Here are some hints for thinking about the implementation:
Essentially, your interpreter has to generate the frames shown on the project handout to produce your animation. Rather than produce separate drawing windows per frame though, you will produce one drawing window in which each frame shows over time.
Note that shapes disappear from the screen when their move time has elapsed and the animation stops when there are no more shapes left to animate. That's a key idea in how to organize the code that generates the frames.
Start by writing a function that takes an animation in its current form and draws it on screen. Then figure out how to update the animation for the next frame. The rest of the design should flow smoothly from there.
As long as your animations run in time approximate to what the programmer listed, with the shapes moving as specified across that time, you do not need to get the times exact. Shapes can move slightly different amounts per frame if that makes it easier. Don't spend tons of time getting the math exact -- I'm interested in seeing that you can organize an interpreter for this sort of problem, not that you can figure out the math to move a shape in exact intervals across a screen.
random : number -> number
returns a random natural number smaller than the given number.
current-seconds : -> number
returns a (large) positive number for the number of seconds that DrScheme has been running. You may use this with
set!to record the time when you started running an animation.

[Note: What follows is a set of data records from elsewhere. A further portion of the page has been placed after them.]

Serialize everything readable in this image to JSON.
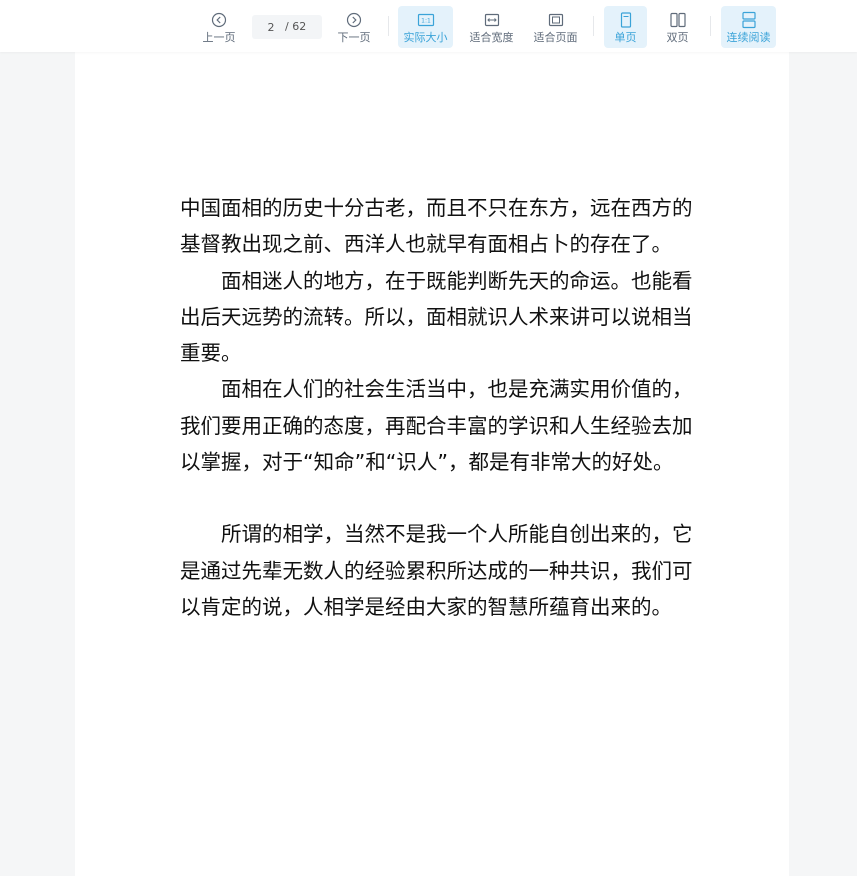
{
  "toolbar": {
    "prev_label": "上一页",
    "next_label": "下一页",
    "current_page": "2",
    "total_pages": "/ 62",
    "actual_size_label": "实际大小",
    "fit_width_label": "适合宽度",
    "fit_page_label": "适合页面",
    "single_page_label": "单页",
    "double_page_label": "双页",
    "continuous_label": "连续阅读",
    "accent_color": "#3aa3d8",
    "active_bg": "#e4f2fb",
    "actual_size_icon_text": "1:1"
  },
  "document": {
    "paragraphs": [
      "中国面相的历史十分古老，而且不只在东方，远在西方的基督教出现之前、西洋人也就早有面相占卜的存在了。",
      "面相迷人的地方，在于既能判断先天的命运。也能看出后天远势的流转。所以，面相就识人术来讲可以说相当重要。",
      "面相在人们的社会生活当中，也是充满实用价值的，我们要用正确的态度，再配合丰富的学识和人生经验去加以掌握，对于“知命”和“识人”，都是有非常大的好处。",
      "所谓的相学，当然不是我一个人所能自创出来的，它是通过先辈无数人的经验累积所达成的一种共识，我们可以肯定的说，人相学是经由大家的智慧所蕴育出来的。"
    ]
  }
}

Leave yourself enough time to do this assignment! Remember that there are 75 of you and only 5 of us, and next week's office hours could get busy, especially later in the week. This project is certainly doable with what we've covered this term, but it does require you to pull together all the material we've covered so far. For most of you, that will take a bit more time than you're probably expecting.